BEGIN DATA SUPPLIED

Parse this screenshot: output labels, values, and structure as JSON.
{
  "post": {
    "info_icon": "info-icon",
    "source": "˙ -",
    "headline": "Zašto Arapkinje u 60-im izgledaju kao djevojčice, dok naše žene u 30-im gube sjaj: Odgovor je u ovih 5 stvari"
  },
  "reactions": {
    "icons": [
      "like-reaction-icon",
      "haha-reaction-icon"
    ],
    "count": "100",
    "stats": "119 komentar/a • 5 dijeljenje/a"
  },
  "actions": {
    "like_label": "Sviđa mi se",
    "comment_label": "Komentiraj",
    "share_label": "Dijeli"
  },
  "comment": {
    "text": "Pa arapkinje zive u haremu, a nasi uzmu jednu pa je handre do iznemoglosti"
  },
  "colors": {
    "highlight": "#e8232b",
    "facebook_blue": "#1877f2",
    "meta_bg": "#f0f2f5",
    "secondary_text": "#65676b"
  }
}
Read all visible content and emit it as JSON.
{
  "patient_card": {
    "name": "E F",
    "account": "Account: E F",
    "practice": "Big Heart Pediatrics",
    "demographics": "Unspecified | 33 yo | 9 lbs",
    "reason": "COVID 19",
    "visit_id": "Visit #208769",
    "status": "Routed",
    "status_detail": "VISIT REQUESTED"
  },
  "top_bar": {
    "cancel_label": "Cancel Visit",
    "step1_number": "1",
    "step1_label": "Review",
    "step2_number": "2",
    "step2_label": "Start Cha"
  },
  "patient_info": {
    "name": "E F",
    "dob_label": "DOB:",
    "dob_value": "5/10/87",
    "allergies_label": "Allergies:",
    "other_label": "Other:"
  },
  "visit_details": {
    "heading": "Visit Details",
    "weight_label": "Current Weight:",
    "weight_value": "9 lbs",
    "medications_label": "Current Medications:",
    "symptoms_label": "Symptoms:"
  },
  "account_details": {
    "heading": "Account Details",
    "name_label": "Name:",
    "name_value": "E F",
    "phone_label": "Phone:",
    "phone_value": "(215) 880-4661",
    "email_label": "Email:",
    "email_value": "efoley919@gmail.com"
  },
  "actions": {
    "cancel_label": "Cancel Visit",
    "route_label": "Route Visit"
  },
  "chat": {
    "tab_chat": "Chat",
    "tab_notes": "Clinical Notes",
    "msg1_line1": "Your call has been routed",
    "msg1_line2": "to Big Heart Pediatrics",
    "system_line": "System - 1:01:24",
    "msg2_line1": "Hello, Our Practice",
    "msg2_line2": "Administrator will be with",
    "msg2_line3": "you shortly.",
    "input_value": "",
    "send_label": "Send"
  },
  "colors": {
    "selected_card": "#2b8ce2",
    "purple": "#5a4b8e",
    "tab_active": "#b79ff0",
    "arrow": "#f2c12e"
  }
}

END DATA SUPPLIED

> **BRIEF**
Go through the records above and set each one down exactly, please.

> **RESULT OF THIS TASK**
Parse this screenshot: output labels, values, and structure as JSON.
{
  "post": {
    "info_icon": "info-icon",
    "source": "˙ -",
    "headline": "Zašto Arapkinje u 60-im izgledaju kao djevojčice, dok naše žene u 30-im gube sjaj: Odgovor je u ovih 5 stvari"
  },
  "reactions": {
    "icons": [
      "like-reaction-icon",
      "haha-reaction-icon"
    ],
    "count": "100",
    "stats": "119 komentar/a • 5 dijeljenje/a"
  },
  "actions": {
    "like_label": "Sviđa mi se",
    "comment_label": "Komentiraj",
    "share_label": "Dijeli"
  },
  "comment": {
    "text": "Pa arapkinje zive u haremu, a nasi uzmu jednu pa je handre do iznemoglosti"
  },
  "colors": {
    "highlight": "#e8232b",
    "facebook_blue": "#1877f2",
    "meta_bg": "#f0f2f5",
    "secondary_text": "#65676b"
  }
}
Read all visible content and emit it as JSON.
{
  "patient_card": {
    "name": "E F",
    "account": "Account: E F",
    "practice": "Big Heart Pediatrics",
    "demographics": "Unspecified | 33 yo | 9 lbs",
    "reason": "COVID 19",
    "visit_id": "Visit #208769",
    "status": "Routed",
    "status_detail": "VISIT REQUESTED"
  },
  "top_bar": {
    "cancel_label": "Cancel Visit",
    "step1_number": "1",
    "step1_label": "Review",
    "step2_number": "2",
    "step2_label": "Start Cha"
  },
  "patient_info": {
    "name": "E F",
    "dob_label": "DOB:",
    "dob_value": "5/10/87",
    "allergies_label": "Allergies:",
    "other_label": "Other:"
  },
  "visit_details": {
    "heading": "Visit Details",
    "weight_label": "Current Weight:",
    "weight_value": "9 lbs",
    "medications_label": "Current Medications:",
    "symptoms_label": "Symptoms:"
  },
  "account_details": {
    "heading": "Account Details",
    "name_label": "Name:",
    "name_value": "E F",
    "phone_label": "Phone:",
    "phone_value": "(215) 880-4661",
    "email_label": "Email:",
    "email_value": "efoley919@gmail.com"
  },
  "actions": {
    "cancel_label": "Cancel Visit",
    "route_label": "Route Visit"
  },
  "chat": {
    "tab_chat": "Chat",
    "tab_notes": "Clinical Notes",
    "msg1_line1": "Your call has been routed",
    "msg1_line2": "to Big Heart Pediatrics",
    "system_line": "System - 1:01:24",
    "msg2_line1": "Hello, Our Practice",
    "msg2_line2": "Administrator will be with",
    "msg2_line3": "you shortly.",
    "input_value": "",
    "send_label": "Send"
  },
  "colors": {
    "selected_card": "#2b8ce2",
    "purple": "#5a4b8e",
    "tab_active": "#b79ff0",
    "arrow": "#f2c12e"
  }
}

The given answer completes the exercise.